Council manager governments are another form of local government that is dominant in bigger cities such as New York. They are responsible for the execution of the legislative functions at the municipalities and pronouncing policies. The large cities participate in electing mayors into offices and the elected mayor is charged with running operations that will implement policies and, at the same time, ensure proper administration of the city (Wright, 1974). Administrative functions, therefore, mean that the interest of businessmen and residents, as well as the cleanliness of the cities, are ensured in accordance with the agreement. The mayor works closely with the governors given that they are crucial implementers of the governor’s manifestoes.

Commissions are appointed by the Congress or the central government to look into critical issues affecting the government. They are given official positions and charges to act independently and to provide results that are credible (Wright, 1974). The commissions usually provide investigations on matters that are diplomatic in nature and do not necessarily require the use of armed forces.

Importance of Studying Public Administration

            Studying public administration at the local and state level facilitates the knowledge of the roles and responsibilities of each public official. It is, therefore,  much easier to address a grievance to an office that is supposed to be handling it (King & Chilton, 2009). As such, a career opportunity can be created in ensuring that the residents of the cities are advised accordingly on different avenues. Lawyers make income by the fact that they know who and where to approach with particular concerns of their clients. Knowledge of public administration helps in evaluating the effectiveness of certain officials and as a result of lobbying for the best out of their leadership without having to hide under the shadows of other hard-working officials.

 

References

King, S.M., & Chilton, B.S. (2009). Administration in the public interest. Durham, North Carolina: Carolina Academic Press.

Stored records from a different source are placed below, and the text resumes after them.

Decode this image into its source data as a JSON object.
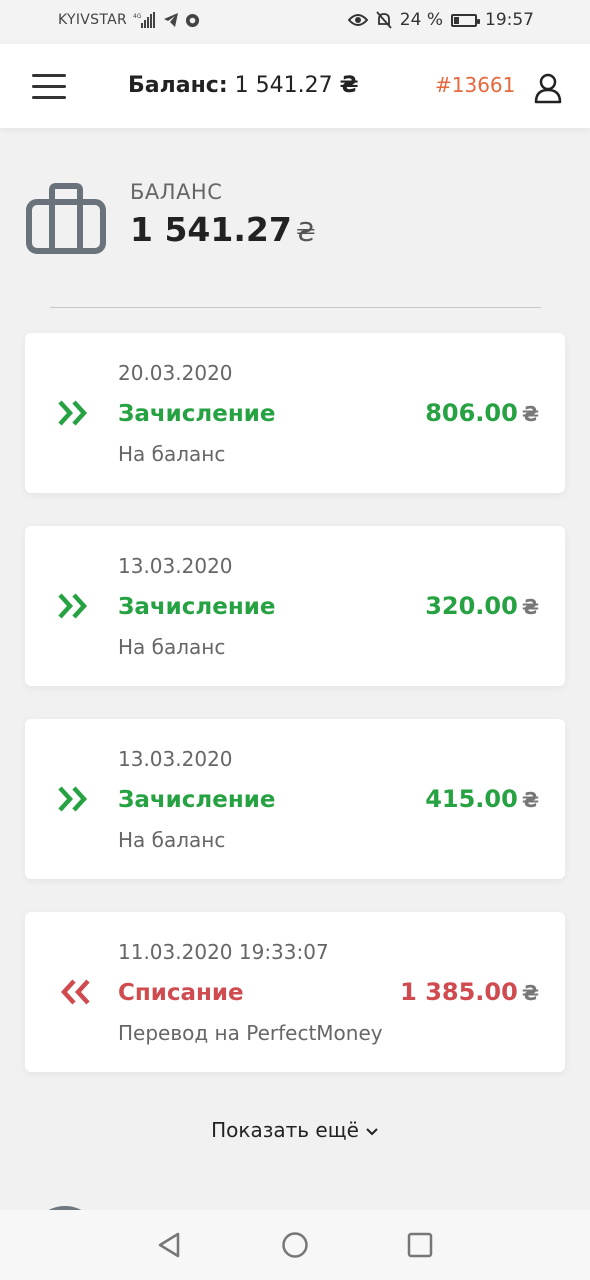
{
  "status_bar": {
    "carrier": "KYIVSTAR",
    "network": "4G",
    "battery_percent": "24 %",
    "battery_level": 0.24,
    "time": "19:57"
  },
  "header": {
    "balance_label": "Баланс:",
    "balance_value": "1 541.27",
    "currency": "₴",
    "account_id": "#13661"
  },
  "balance": {
    "label": "БАЛАНС",
    "amount": "1 541.27",
    "currency": "₴"
  },
  "transactions": [
    {
      "date": "20.03.2020",
      "type": "Зачисление",
      "description": "На баланс",
      "amount": "806.00",
      "currency": "₴",
      "direction": "credit"
    },
    {
      "date": "13.03.2020",
      "type": "Зачисление",
      "description": "На баланс",
      "amount": "320.00",
      "currency": "₴",
      "direction": "credit"
    },
    {
      "date": "13.03.2020",
      "type": "Зачисление",
      "description": "На баланс",
      "amount": "415.00",
      "currency": "₴",
      "direction": "credit"
    },
    {
      "date": "11.03.2020 19:33:07",
      "type": "Списание",
      "description": "Перевод на PerfectMoney",
      "amount": "1 385.00",
      "currency": "₴",
      "direction": "debit"
    }
  ],
  "show_more_label": "Показать ещё",
  "colors": {
    "credit": "#27a243",
    "debit": "#cf4b4f",
    "account_id": "#e6683c"
  },
  "icons": {
    "menu": "hamburger-menu-icon",
    "user": "user-icon",
    "wallet": "briefcase-icon",
    "credit": "double-chevron-right-icon",
    "debit": "double-chevron-left-icon",
    "show_more": "chevron-down-icon",
    "nav_back": "triangle-back-icon",
    "nav_home": "circle-home-icon",
    "nav_recent": "square-recent-icon"
  }
}
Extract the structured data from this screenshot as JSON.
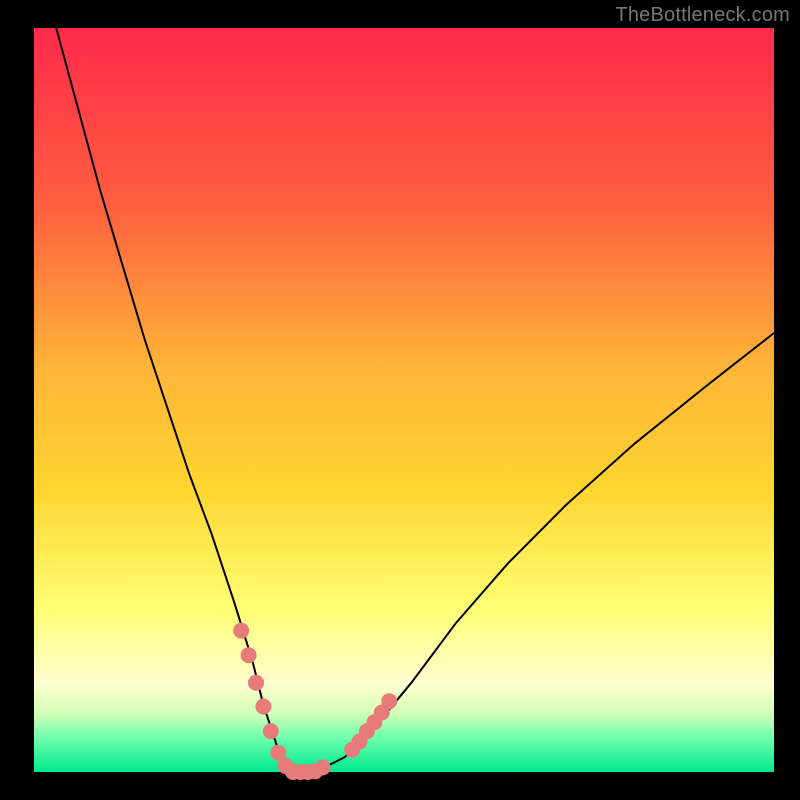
{
  "watermark": "TheBottleneck.com",
  "colors": {
    "frame": "#000000",
    "gradient_top": "#ff2a4b",
    "gradient_mid_upper": "#ff7a3a",
    "gradient_mid": "#ffd531",
    "gradient_mid_lower": "#ffff66",
    "gradient_pale": "#ffffcf",
    "gradient_green1": "#b8ff9e",
    "gradient_green2": "#4fffa0",
    "gradient_green3": "#00e88f",
    "curve_stroke": "#000000",
    "marker_fill": "#e77b7a"
  },
  "chart_data": {
    "type": "line",
    "title": "",
    "xlabel": "",
    "ylabel": "",
    "xlim": [
      0,
      100
    ],
    "ylim": [
      0,
      100
    ],
    "grid": false,
    "legend": false,
    "series": [
      {
        "name": "bottleneck-curve",
        "x": [
          3,
          6,
          9,
          12,
          15,
          18,
          21,
          24,
          27,
          29.5,
          31,
          33,
          35,
          37,
          39,
          42,
          46,
          51,
          57,
          64,
          72,
          81,
          91,
          100
        ],
        "values": [
          100,
          89,
          78,
          68,
          58,
          49,
          40,
          32,
          23,
          15,
          9,
          3,
          0,
          0,
          0.5,
          2,
          6,
          12,
          20,
          28,
          36,
          44,
          52,
          59
        ]
      }
    ],
    "markers": [
      {
        "x": 28.0,
        "y": 19.0
      },
      {
        "x": 29.0,
        "y": 15.7
      },
      {
        "x": 30.0,
        "y": 12.0
      },
      {
        "x": 31.0,
        "y": 8.8
      },
      {
        "x": 32.0,
        "y": 5.5
      },
      {
        "x": 33.0,
        "y": 2.6
      },
      {
        "x": 34.0,
        "y": 0.8
      },
      {
        "x": 35.0,
        "y": 0.0
      },
      {
        "x": 36.0,
        "y": 0.0
      },
      {
        "x": 37.0,
        "y": 0.0
      },
      {
        "x": 38.0,
        "y": 0.1
      },
      {
        "x": 39.0,
        "y": 0.6
      },
      {
        "x": 43.0,
        "y": 3.0
      },
      {
        "x": 44.0,
        "y": 4.1
      },
      {
        "x": 45.0,
        "y": 5.5
      },
      {
        "x": 46.0,
        "y": 6.7
      },
      {
        "x": 47.0,
        "y": 8.0
      },
      {
        "x": 48.0,
        "y": 9.5
      }
    ],
    "marker_radius_px": 8,
    "annotations": []
  }
}
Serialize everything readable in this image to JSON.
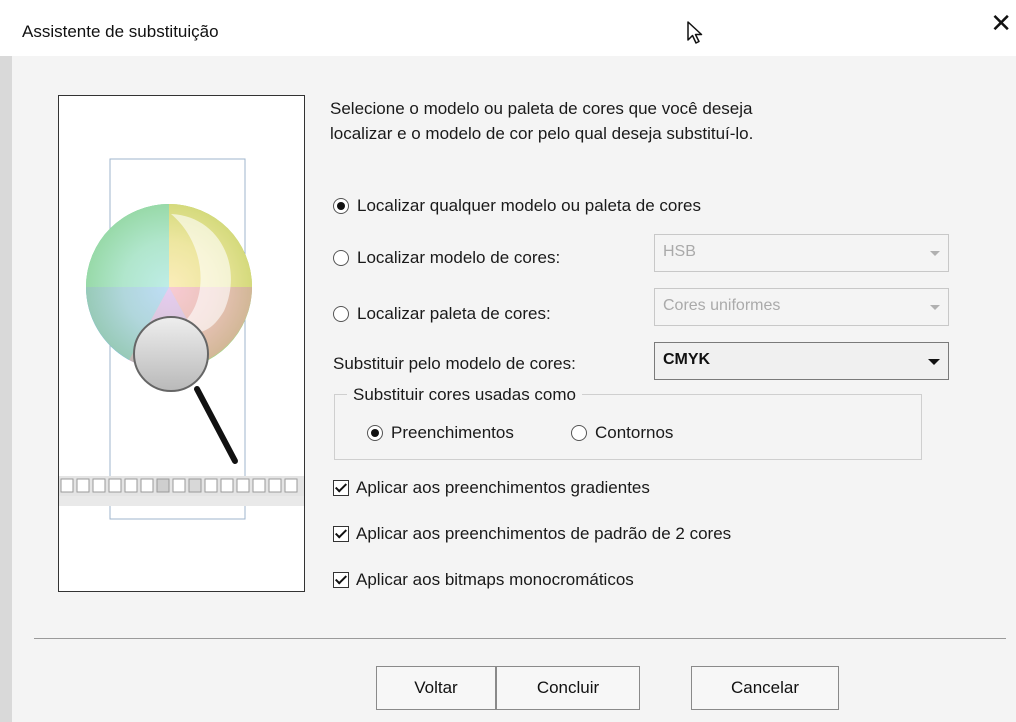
{
  "window": {
    "title": "Assistente de substituição"
  },
  "intro": {
    "line1": "Selecione o modelo ou paleta de cores que você deseja",
    "line2": "localizar e o modelo de cor pelo qual deseja substituí-lo."
  },
  "options": {
    "find_any": "Localizar qualquer modelo ou paleta de cores",
    "find_model": "Localizar modelo de cores:",
    "find_palette": "Localizar paleta de cores:",
    "replace_with": "Substituir pelo modelo de cores:"
  },
  "selects": {
    "model": "HSB",
    "palette": "Cores uniformes",
    "replace_model": "CMYK"
  },
  "group": {
    "title": "Substituir cores usadas como",
    "fills": "Preenchimentos",
    "outlines": "Contornos"
  },
  "checks": {
    "gradients": "Aplicar aos preenchimentos gradientes",
    "two_color": "Aplicar aos preenchimentos de padrão de 2 cores",
    "mono_bitmaps": "Aplicar aos bitmaps monocromáticos"
  },
  "buttons": {
    "back": "Voltar",
    "finish": "Concluir",
    "cancel": "Cancelar"
  },
  "state": {
    "selected_find": "find_any",
    "selected_apply": "fills",
    "gradients_checked": true,
    "two_color_checked": true,
    "mono_bitmaps_checked": true
  },
  "icons": [
    "close-icon",
    "cursor-icon",
    "dropdown-arrow-icon",
    "magnifier-icon",
    "color-wheel-icon"
  ]
}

Shafritz, J. M., & Hyde, A. C. (1997). Classics of public administration (8th ed.). Boston, MA: Cengage Learning.

Wright, D. S. (1974). Intergovernmental relations: An analytical overview. The ANNALS of the American Academy of Political and Social Science416(1), 1-16. https://doi.org/10.1177/000271627441600102